[[File:Kurukshetra.jpg|right|thumb|upright=1.2|alt=An old torn paper with a painting depicting the Mahabharata war, with some verses recorded in Sanskrit.|A manuscript illustration of the battle of Kurukshetra, fought between the Kauravas and the Pandavas, recorded in the ''Mahabharata''.]]

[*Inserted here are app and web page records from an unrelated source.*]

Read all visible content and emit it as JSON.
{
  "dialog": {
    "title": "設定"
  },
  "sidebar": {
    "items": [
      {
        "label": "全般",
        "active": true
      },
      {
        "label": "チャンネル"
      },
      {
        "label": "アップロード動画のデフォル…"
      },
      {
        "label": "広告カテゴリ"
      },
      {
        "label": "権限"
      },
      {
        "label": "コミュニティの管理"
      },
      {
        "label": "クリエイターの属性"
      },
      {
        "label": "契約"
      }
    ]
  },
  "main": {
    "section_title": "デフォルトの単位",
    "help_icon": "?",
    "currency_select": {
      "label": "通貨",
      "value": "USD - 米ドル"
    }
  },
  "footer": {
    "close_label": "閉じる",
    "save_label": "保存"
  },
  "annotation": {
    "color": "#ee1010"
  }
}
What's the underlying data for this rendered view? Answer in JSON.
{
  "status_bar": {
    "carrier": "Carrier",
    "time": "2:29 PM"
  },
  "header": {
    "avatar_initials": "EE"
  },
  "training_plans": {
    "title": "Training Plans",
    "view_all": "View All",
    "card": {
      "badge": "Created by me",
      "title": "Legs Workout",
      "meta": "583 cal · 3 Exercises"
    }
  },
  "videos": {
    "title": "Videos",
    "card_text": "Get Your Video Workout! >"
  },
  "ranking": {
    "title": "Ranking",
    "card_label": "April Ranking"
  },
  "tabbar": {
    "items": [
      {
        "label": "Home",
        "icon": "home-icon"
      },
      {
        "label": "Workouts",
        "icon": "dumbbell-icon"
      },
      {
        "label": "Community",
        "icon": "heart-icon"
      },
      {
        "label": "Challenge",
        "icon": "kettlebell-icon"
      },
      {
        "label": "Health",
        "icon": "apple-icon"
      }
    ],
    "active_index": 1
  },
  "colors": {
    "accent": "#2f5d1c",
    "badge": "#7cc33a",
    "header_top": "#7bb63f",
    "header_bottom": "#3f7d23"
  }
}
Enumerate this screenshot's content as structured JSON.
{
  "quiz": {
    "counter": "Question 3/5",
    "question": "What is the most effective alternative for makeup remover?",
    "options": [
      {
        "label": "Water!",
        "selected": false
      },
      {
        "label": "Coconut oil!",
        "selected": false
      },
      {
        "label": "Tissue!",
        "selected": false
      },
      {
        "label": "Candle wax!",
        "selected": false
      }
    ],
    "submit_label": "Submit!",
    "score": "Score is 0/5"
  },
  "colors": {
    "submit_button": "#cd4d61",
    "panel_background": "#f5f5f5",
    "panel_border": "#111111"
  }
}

Kashi Nath Upadhyaya, in contrast, dates it a bit earlier. He states that the ''Gita'' was always a part of the ''Mahabharata'', and dating the latter suffices in dating the ''Gita''.{{sfn|Upadhyaya|1998|pages=16–18}} On the basis of the estimated dates of ''Mahabharata'' as evidenced by exact quotes of it in the Buddhist literature by [[Asvaghosa]] (c. 100 CE), Upadhyaya states that the ''Mahabharata'', and therefore ''Gita'', must have been well known by then for a Buddhist to be quoting it.{{sfn|Upadhyaya|1998|pages=16–18}}{{refn|group=note|According to the Indologist and Sanskrit literature scholar [[Moriz Winternitz]], the founder of the early Buddhist [[Sautrāntika]] school named Kumaralata (1st-century CE) mentions both ''Mahabharata'' and ''Ramayana'', along with early Indian history on writing, art and painting, in his ''[[Sanskrit Buddhist literature|Kalpanamanditika]]'' text. Fragments of this early text have survived into the modern era.<ref>{{cite book|author=Moriz Winternitz|authorlink=Moriz Winternitz|title=A History of Indian Literature: Buddhist literature and Jaina literature|url=https://books.google.com/books?id=Lgz1eMhu0JsC&pg=PA255 |year=1996|publisher=Motilal Banarsidass |isbn=978-81-208-0265-0|pages=258–259}}</ref>}} This suggests a ''[[:wikt:terminus ante quem|terminus ante quem]]'' (latest date) of the ''Gita'' to be sometime prior to the 1st-century CE.{{sfn|Upadhyaya|1998|pages=16–18}} He cites similar quotes in the Dharmasutra texts, the ''[[Brahma sutras]]'', and other literature to conclude that the ''Bhagavad Gita'' was composed in the firstfifth or seconsfourth century CEBCE.{{sfn|Upadhyaya|1998|pages=17–19}}{{refn|group=note|The Indologist [[Étienne Lamotte]] used a similar analysis to conclude that the ''Gita'' in its current form likely underwent one redaction that occurred in the 3rd- or 2nd-century BCE.<ref>{{cite book|author=Étienne Lamotte|title=Notes sur la Bhagavadgita| publisher=Librairie Orientaliste Paul Geuthner|year=1929|pages=126–127}}</ref>}}
 
According to Arthur Basham, the context of the ''Bhagavad Gita'' suggests that it was composed in an era when the [[Dharma-yuddha|ethics of war]] were being questioned and renunciation to monastic life was becoming popular.<ref name=basham1991p95/> Such an era emerged after the rise of [[Buddhism]] and [[Jainism]] in the 5th-century BCE, and particularly after the semi-legendary life of [[Ashoka]] in 3rd-century BCE. Thus, the first version of the ''Bhagavad Gita'' may have been composed in or after the 3rd-century BCE.<ref name=basham1991p95>{{cite book|author=Arthur Llewellyn Basham|title=The Origins and Development of Classical Hinduism| url=https://books.google.com/books?id=2aqgTYlhLikC |year =1991| publisher=Oxford University Press|isbn=978-0-19-507349-2|pages=95–96}}</ref>